Young Adults’ Perceptions of Recreational Marijuana Usage: A Phenomenological Investigation
Originally Published In
Young adults as a whole are not making informed decisions about recreational marijuana usage. A lack of information about recreational marijuana usage is being circulated through advertising causing young adults to have false perceptions on the subject matter. Many young adults perceive marijuana as non-harmful in its totality, which contributes adverse side effects to their health. Young adult lived experiences were explored in the current study to discover if they currently have a comprehensive understanding on the psychological and physiological outcomes associated with recreational marijuana use. The purpose of this study is to provide a better understanding of young adults concerning recreational marijuana use and to inform psychological interventions. The qualitative study was designed to explore how recreational marijuana is perceived by ten young adults and to explore their lived experiences.
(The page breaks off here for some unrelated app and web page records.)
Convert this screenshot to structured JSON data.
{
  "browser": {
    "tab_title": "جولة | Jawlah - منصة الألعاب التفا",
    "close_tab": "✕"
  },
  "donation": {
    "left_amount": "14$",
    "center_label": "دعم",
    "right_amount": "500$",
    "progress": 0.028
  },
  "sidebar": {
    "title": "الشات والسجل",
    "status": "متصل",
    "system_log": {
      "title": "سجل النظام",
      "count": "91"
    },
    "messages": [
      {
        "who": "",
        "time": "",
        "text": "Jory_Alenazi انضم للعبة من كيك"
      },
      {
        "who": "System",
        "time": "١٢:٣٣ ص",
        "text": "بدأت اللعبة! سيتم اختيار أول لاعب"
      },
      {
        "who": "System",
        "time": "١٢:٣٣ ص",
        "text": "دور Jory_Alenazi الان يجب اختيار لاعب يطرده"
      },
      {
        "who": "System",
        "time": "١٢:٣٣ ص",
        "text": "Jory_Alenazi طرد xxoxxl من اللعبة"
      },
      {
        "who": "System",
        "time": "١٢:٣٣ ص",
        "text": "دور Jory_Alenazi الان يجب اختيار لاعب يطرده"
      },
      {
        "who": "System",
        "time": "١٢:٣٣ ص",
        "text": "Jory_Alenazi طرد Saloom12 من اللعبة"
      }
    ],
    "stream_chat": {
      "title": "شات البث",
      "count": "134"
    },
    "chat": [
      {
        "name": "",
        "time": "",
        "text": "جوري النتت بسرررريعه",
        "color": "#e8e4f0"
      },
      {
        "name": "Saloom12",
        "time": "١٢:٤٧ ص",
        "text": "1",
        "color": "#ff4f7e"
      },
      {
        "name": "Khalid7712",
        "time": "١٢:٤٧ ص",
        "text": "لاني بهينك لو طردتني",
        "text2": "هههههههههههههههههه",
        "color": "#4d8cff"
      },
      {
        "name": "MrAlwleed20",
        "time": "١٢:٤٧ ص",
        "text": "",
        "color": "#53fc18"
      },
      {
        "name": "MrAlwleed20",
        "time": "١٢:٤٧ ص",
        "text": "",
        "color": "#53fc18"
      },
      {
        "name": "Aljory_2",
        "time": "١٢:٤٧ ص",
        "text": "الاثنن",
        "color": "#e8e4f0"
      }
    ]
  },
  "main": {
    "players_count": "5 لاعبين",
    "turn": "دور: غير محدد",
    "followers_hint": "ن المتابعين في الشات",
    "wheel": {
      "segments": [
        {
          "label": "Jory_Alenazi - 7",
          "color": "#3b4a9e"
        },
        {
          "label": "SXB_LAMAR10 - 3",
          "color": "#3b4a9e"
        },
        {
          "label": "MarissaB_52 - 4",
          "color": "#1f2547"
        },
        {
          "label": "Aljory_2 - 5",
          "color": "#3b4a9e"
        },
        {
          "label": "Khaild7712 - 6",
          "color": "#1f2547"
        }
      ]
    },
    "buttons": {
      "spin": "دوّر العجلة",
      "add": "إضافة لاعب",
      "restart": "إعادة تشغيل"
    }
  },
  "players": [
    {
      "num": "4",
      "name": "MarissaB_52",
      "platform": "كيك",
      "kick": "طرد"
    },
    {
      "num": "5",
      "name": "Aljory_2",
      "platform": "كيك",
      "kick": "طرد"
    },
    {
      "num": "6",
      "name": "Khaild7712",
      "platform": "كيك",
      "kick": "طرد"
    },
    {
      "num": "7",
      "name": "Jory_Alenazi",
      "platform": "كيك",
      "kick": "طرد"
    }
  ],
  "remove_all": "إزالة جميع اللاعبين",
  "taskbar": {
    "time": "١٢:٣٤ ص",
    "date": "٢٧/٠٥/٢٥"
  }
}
Dependency, social enhancer, self-medication, being stigmatized, individualized needs regarding use, adverse side effects, the need to regulate usage, positive therapeutic outcomes, relationship strains, and elevated cravings were ten overarching themes discovered. Therapeutic interventions focused on psychosomatic support and psychosocial rehabilitative efforts to prevent maladaptive social outcomes for young adults were recommended. Future research should target generalizability of results pertinent to diverse young adult populations. Findings from this study may be utilized to promote positive social change for advancing successful life outcomes, lessening mental health disparities, and preventing overall detrimental multigenerational consequences in young adults.